Out of the data below, copy every line with the string "Зажимы".
*** Supplied data ***
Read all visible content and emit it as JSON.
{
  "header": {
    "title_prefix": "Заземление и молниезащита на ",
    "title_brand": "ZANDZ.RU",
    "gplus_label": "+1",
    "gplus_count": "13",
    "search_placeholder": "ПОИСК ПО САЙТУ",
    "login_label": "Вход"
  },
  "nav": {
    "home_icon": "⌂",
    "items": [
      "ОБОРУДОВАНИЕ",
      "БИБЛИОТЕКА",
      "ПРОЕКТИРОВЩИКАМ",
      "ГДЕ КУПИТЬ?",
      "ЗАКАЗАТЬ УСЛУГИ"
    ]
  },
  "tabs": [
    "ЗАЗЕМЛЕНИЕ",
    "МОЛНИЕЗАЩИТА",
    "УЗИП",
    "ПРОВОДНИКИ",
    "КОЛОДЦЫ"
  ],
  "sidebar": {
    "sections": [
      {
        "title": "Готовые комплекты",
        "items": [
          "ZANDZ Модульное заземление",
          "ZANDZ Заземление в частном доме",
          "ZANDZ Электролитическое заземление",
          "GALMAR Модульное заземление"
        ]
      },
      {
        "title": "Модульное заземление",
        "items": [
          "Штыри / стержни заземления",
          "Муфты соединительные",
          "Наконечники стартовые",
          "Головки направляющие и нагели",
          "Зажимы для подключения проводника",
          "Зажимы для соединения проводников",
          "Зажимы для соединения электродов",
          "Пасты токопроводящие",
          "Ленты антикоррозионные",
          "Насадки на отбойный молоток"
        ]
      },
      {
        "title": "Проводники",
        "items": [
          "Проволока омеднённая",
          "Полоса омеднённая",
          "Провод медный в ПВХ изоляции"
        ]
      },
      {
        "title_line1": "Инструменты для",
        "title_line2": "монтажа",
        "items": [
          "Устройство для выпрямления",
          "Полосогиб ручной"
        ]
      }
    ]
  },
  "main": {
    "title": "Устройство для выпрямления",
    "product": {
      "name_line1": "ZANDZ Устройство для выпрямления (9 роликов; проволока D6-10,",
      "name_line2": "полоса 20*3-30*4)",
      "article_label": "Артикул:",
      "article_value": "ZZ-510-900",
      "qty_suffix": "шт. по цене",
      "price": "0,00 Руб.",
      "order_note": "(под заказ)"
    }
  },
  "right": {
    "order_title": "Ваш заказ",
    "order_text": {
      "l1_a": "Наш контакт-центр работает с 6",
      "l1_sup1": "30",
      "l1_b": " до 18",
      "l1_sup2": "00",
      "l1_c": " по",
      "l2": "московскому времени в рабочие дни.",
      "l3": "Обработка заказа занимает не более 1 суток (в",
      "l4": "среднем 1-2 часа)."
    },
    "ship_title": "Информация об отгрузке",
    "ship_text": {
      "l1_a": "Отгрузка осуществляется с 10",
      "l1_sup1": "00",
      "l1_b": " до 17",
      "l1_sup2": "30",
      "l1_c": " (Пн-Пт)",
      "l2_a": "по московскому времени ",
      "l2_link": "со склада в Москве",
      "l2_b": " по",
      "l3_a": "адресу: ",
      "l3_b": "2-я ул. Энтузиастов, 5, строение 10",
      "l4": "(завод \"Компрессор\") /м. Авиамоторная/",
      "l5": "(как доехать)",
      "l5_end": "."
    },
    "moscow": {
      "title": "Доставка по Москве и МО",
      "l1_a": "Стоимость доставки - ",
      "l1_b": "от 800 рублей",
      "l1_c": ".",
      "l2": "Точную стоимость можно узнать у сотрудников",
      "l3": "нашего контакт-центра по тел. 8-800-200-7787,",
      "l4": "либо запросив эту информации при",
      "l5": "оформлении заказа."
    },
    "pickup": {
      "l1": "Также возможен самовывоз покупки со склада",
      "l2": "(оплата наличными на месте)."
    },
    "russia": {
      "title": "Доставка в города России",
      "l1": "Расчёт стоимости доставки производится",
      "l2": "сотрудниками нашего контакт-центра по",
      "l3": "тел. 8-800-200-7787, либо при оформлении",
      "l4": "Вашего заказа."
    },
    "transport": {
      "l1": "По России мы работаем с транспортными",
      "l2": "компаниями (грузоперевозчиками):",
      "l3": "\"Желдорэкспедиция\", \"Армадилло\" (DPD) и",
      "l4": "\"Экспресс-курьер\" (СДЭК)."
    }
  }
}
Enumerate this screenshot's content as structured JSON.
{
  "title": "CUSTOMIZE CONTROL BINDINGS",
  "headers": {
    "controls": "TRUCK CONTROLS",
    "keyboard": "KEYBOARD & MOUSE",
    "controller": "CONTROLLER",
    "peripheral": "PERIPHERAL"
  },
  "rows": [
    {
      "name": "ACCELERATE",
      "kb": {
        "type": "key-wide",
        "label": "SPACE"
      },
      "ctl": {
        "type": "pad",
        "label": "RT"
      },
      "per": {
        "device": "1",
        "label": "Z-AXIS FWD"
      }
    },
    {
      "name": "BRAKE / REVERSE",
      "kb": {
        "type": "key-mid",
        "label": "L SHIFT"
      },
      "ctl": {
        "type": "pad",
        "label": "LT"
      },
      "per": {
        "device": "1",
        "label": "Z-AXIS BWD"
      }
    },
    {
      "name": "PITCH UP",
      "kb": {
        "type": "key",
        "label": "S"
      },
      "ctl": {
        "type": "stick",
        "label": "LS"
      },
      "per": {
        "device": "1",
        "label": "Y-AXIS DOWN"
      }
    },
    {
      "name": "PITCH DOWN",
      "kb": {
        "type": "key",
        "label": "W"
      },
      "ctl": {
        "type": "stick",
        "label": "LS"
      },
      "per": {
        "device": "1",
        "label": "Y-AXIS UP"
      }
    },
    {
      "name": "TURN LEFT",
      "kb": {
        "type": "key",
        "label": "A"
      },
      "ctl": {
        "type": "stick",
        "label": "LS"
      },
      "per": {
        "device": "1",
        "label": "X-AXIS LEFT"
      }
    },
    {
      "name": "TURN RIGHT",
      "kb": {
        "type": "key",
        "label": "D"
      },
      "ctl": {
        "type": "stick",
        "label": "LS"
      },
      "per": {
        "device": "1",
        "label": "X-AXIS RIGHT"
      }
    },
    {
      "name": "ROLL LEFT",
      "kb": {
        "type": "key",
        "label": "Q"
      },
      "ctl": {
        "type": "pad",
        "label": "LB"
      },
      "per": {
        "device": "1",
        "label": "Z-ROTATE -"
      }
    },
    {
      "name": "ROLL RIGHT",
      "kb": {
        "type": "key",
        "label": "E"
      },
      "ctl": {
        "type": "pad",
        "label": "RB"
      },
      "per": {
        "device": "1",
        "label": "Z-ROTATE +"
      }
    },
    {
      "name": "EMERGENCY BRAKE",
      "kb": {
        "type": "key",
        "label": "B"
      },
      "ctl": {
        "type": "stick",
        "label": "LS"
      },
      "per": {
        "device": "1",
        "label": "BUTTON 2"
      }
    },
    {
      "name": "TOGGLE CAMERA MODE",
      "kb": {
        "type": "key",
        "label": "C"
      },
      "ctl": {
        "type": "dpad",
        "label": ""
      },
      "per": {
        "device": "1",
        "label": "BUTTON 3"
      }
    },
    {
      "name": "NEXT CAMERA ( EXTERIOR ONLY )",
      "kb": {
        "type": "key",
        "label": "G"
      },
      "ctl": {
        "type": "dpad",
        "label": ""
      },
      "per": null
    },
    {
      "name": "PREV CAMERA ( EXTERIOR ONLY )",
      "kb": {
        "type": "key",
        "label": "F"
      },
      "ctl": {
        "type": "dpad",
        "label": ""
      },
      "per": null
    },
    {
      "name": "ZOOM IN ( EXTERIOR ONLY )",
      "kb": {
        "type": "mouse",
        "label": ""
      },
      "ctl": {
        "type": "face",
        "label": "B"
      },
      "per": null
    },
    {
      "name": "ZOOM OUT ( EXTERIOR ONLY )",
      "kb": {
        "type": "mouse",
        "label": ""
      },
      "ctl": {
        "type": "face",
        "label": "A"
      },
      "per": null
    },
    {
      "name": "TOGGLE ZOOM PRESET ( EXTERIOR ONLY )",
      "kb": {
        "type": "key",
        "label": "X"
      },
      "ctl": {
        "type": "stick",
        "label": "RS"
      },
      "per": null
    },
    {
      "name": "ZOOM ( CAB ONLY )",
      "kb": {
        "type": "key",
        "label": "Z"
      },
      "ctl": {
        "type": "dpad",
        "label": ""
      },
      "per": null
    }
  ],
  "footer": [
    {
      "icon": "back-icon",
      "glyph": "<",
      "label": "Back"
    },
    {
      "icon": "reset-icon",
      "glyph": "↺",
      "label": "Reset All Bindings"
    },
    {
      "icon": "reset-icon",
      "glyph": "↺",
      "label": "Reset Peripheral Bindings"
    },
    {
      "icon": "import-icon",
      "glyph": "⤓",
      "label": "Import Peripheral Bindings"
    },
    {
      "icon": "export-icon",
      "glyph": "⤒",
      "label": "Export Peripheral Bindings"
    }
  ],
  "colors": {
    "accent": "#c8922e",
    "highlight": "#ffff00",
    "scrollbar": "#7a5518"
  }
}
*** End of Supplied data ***
Solution to this task:
          "Зажимы для подключения проводника",
          "Зажимы для соединения проводников",
          "Зажимы для соединения электродов",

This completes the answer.